Kilpatrick’s previous chairman, Paul Aguggia, has become a client after departing at the end of the year to become the head of a privately held New Jersey bank, Clifton Savings Bancorp., which was his client.

Walker, who had been managing partner, was chosen as the new chairman in September. Susan Spaeth, who is in Kilpatrick’s Silicon Valley office, succeeded him as managing partner. The two litigators continue to practice law, which is the custom at Kilpatrick.

Kilpatrick added a Los Angeles office in February 2013 by acquiring a seven-lawyer boutique, Keats McFarland & Wilson, which handles intellectual property and business litigation for clients including movie studios, actors, musicians and luxury brands. Larry McFarland, Dennis Wilson and David Caplan joined as partners. “That is a market we’ve really wanted to be in, particularly the copyright and trademark work we do for a number of entertainment companies,” Walker said.

Kilpatrick made several notable lateral hires in Atlanta, including six lawyers from the now-defunct Dow Lohnes. Russell Jones joined as a partner in August, bringing three associates. Media lawyer Tom Clyde followed in January as a partner, with Lesli Gaither as counsel, bringing their client Cox Enterprises.

Two health care partners, Sidney Welch and Lynn Scott, joined from Arnall Golden Gregory. Two partners handling privacy and big data law, Jon Neiditz and Amanda Witt, moved from Nelson Mullins Riley & Scarborough.

IP partner Wendy Choi left for Ballard Spahr and another IP partner, Geoffrey Gaven, went to Jones Day. Community bank partner James Stevens and senior counsel Richard Cheatham decamped for Troutman Sanders.

Walker said Kilpatrick lawyers clocked 20 percent more pro bono hours last year than in 2012.

Kilpatrick is one of several large firms, including another Atlanta-based firm, Sutherland Asbill & Brennan, representing pro bono Indian guest workers in human trafficking suits against Gulf Coast shipbuilder Signal International, its recruiters and labor brokers.

The suits claim that Signal and its agents—a recruiter in India and a recruiter, labor brokers and an immigration lawyer on the Gulf Coast—charged the men exorbitant fees for the jobs, as much as $11,000 to $25,000 per worker, under false promises that they could obtain green cards by working for Signal, which then held them as virtual prisoners in squalid “man camps.”

Kilpatrick is representing 17 workers. The private firms are working with the Southern Poverty Law Center, which filed a class action, David v. Signal International, on behalf of 590 workers in 2008, in U.S. District Court for the Eastern District of Texas. After the class action was denied certification in 2013, SPLC recruited the firms to represent the workers individually. So far, 143 workers have filed suit.

Richard Dietz, a partner in Winston-Salem, argued another pro bono case, Abramski v. United States, before the U.S. Supreme Court in January. The case raises the question of whether a lawful gun owner may buy a gun under his own name on behalf of another lawful gun owner.

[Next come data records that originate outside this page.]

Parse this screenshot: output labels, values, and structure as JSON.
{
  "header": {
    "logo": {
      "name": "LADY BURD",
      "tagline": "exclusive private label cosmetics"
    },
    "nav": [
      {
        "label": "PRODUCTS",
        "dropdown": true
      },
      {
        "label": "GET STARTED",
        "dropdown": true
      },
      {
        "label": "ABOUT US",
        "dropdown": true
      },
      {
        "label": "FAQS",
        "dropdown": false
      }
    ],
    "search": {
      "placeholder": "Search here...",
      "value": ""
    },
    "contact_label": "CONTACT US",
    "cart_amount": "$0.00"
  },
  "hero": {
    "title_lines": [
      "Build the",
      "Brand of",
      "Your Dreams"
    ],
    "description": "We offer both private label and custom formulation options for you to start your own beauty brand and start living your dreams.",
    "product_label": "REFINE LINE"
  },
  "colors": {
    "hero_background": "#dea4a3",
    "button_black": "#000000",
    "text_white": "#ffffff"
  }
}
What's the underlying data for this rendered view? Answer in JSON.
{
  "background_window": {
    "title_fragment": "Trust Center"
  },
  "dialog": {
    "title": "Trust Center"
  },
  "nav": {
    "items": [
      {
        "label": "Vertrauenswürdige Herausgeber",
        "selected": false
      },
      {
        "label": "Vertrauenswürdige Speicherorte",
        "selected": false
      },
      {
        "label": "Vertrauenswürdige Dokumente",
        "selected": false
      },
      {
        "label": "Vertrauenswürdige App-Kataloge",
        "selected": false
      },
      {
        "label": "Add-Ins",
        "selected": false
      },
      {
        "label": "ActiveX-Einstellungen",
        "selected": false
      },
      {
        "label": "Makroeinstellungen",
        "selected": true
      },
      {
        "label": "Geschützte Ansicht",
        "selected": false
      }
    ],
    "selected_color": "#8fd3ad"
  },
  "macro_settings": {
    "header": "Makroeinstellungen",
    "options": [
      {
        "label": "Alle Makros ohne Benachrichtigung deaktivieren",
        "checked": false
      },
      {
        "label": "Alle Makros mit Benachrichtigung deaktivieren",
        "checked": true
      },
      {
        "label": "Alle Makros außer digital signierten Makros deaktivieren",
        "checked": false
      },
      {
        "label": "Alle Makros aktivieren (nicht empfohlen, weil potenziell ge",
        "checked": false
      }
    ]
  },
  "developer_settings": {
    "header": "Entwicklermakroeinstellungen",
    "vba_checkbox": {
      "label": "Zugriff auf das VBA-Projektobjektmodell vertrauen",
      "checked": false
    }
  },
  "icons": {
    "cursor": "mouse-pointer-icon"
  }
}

Last fall Kilpatrick recruited Tamara Caldas, the deputy director of the Atlanta Volunteer Lawyers Foundation, to become its pro bono partner after Debbie Segal decided to retire from the role. Segal remains with Kilpatrick as of counsel. Kilpatrick recruited Segal from AVLF in 2001 to become the firm’s first dedicated pro bono partner.

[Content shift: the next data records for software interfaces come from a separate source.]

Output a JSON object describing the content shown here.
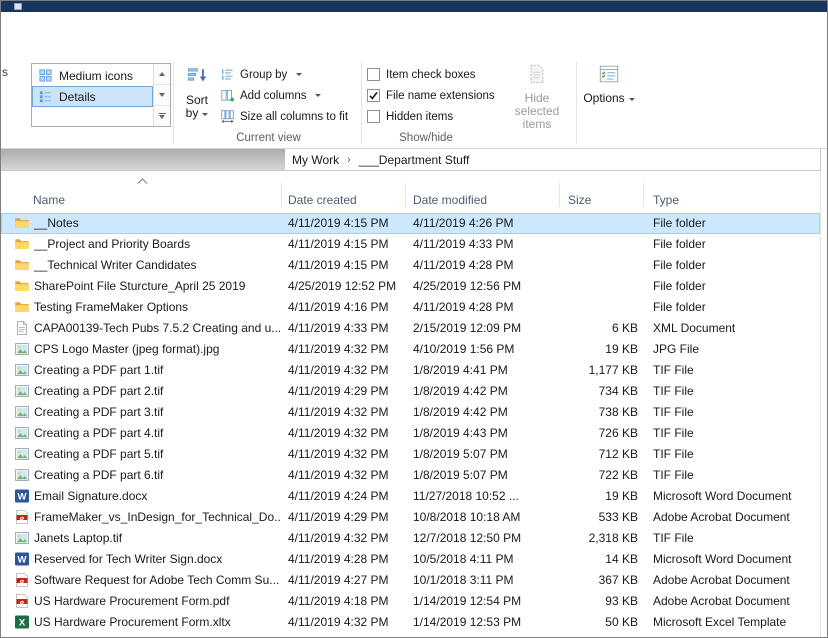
{
  "ribbon": {
    "clipped_label_fragment": "s",
    "layout_gallery": {
      "items": [
        {
          "label": "Medium icons",
          "selected": false
        },
        {
          "label": "Details",
          "selected": true
        }
      ]
    },
    "current_view": {
      "group_label": "Current view",
      "sort_by": {
        "line1": "Sort",
        "line2": "by"
      },
      "menu_items": [
        {
          "label": "Group by",
          "dropdown": true
        },
        {
          "label": "Add columns",
          "dropdown": true
        },
        {
          "label": "Size all columns to fit",
          "dropdown": false
        }
      ]
    },
    "show_hide": {
      "group_label": "Show/hide",
      "checkboxes": [
        {
          "label": "Item check boxes",
          "checked": false
        },
        {
          "label": "File name extensions",
          "checked": true
        },
        {
          "label": "Hidden items",
          "checked": false
        }
      ],
      "hide_selected": {
        "line1": "Hide selected",
        "line2": "items"
      }
    },
    "options": {
      "label": "Options"
    }
  },
  "address_bar": {
    "separator": "›",
    "breadcrumb": [
      {
        "label": "My Work"
      },
      {
        "label": "___Department Stuff"
      }
    ]
  },
  "file_list": {
    "columns": [
      {
        "label": "Name",
        "sort": "asc"
      },
      {
        "label": "Date created"
      },
      {
        "label": "Date modified"
      },
      {
        "label": "Size"
      },
      {
        "label": "Type"
      }
    ],
    "rows": [
      {
        "name": "__Notes",
        "date_created": "4/11/2019 4:15 PM",
        "date_modified": "4/11/2019 4:26 PM",
        "size": "",
        "type": "File folder",
        "icon": "folder",
        "selected": true
      },
      {
        "name": "__Project and Priority Boards",
        "date_created": "4/11/2019 4:15 PM",
        "date_modified": "4/11/2019 4:33 PM",
        "size": "",
        "type": "File folder",
        "icon": "folder"
      },
      {
        "name": "__Technical Writer Candidates",
        "date_created": "4/11/2019 4:15 PM",
        "date_modified": "4/11/2019 4:28 PM",
        "size": "",
        "type": "File folder",
        "icon": "folder"
      },
      {
        "name": "SharePoint File Sturcture_April 25 2019",
        "date_created": "4/25/2019 12:52 PM",
        "date_modified": "4/25/2019 12:56 PM",
        "size": "",
        "type": "File folder",
        "icon": "folder"
      },
      {
        "name": "Testing FrameMaker Options",
        "date_created": "4/11/2019 4:16 PM",
        "date_modified": "4/11/2019 4:28 PM",
        "size": "",
        "type": "File folder",
        "icon": "folder"
      },
      {
        "name": "CAPA00139-Tech Pubs 7.5.2 Creating and u...",
        "date_created": "4/11/2019 4:33 PM",
        "date_modified": "2/15/2019 12:09 PM",
        "size": "6 KB",
        "type": "XML Document",
        "icon": "xml"
      },
      {
        "name": "CPS Logo Master (jpeg format).jpg",
        "date_created": "4/11/2019 4:32 PM",
        "date_modified": "4/10/2019 1:56 PM",
        "size": "19 KB",
        "type": "JPG File",
        "icon": "image"
      },
      {
        "name": "Creating a PDF part 1.tif",
        "date_created": "4/11/2019 4:32 PM",
        "date_modified": "1/8/2019 4:41 PM",
        "size": "1,177 KB",
        "type": "TIF File",
        "icon": "image"
      },
      {
        "name": "Creating a PDF part 2.tif",
        "date_created": "4/11/2019 4:29 PM",
        "date_modified": "1/8/2019 4:42 PM",
        "size": "734 KB",
        "type": "TIF File",
        "icon": "image"
      },
      {
        "name": "Creating a PDF part 3.tif",
        "date_created": "4/11/2019 4:32 PM",
        "date_modified": "1/8/2019 4:42 PM",
        "size": "738 KB",
        "type": "TIF File",
        "icon": "image"
      },
      {
        "name": "Creating a PDF part 4.tif",
        "date_created": "4/11/2019 4:32 PM",
        "date_modified": "1/8/2019 4:43 PM",
        "size": "726 KB",
        "type": "TIF File",
        "icon": "image"
      },
      {
        "name": "Creating a PDF part 5.tif",
        "date_created": "4/11/2019 4:32 PM",
        "date_modified": "1/8/2019 5:07 PM",
        "size": "712 KB",
        "type": "TIF File",
        "icon": "image"
      },
      {
        "name": "Creating a PDF part 6.tif",
        "date_created": "4/11/2019 4:32 PM",
        "date_modified": "1/8/2019 5:07 PM",
        "size": "722 KB",
        "type": "TIF File",
        "icon": "image"
      },
      {
        "name": "Email Signature.docx",
        "date_created": "4/11/2019 4:24 PM",
        "date_modified": "11/27/2018 10:52 ...",
        "size": "19 KB",
        "type": "Microsoft Word Document",
        "icon": "word"
      },
      {
        "name": "FrameMaker_vs_InDesign_for_Technical_Do...",
        "date_created": "4/11/2019 4:29 PM",
        "date_modified": "10/8/2018 10:18 AM",
        "size": "533 KB",
        "type": "Adobe Acrobat Document",
        "icon": "pdf"
      },
      {
        "name": "Janets Laptop.tif",
        "date_created": "4/11/2019 4:32 PM",
        "date_modified": "12/7/2018 12:50 PM",
        "size": "2,318 KB",
        "type": "TIF File",
        "icon": "image"
      },
      {
        "name": "Reserved for Tech Writer Sign.docx",
        "date_created": "4/11/2019 4:28 PM",
        "date_modified": "10/5/2018 4:11 PM",
        "size": "14 KB",
        "type": "Microsoft Word Document",
        "icon": "word"
      },
      {
        "name": "Software Request for Adobe Tech Comm Su...",
        "date_created": "4/11/2019 4:27 PM",
        "date_modified": "10/1/2018 3:11 PM",
        "size": "367 KB",
        "type": "Adobe Acrobat Document",
        "icon": "pdf"
      },
      {
        "name": "US Hardware Procurement Form.pdf",
        "date_created": "4/11/2019 4:18 PM",
        "date_modified": "1/14/2019 12:54 PM",
        "size": "93 KB",
        "type": "Adobe Acrobat Document",
        "icon": "pdf"
      },
      {
        "name": "US Hardware Procurement Form.xltx",
        "date_created": "4/11/2019 4:32 PM",
        "date_modified": "1/14/2019 12:53 PM",
        "size": "50 KB",
        "type": "Microsoft Excel Template",
        "icon": "excel"
      }
    ]
  }
}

Keith Harper, Kilpatrick’s lead lawyer on the Cobell case, has been nominated by the Obama administration to serve as the ambassador to the United Nations Human Rights Council, but the nomination is stalled in the Senate.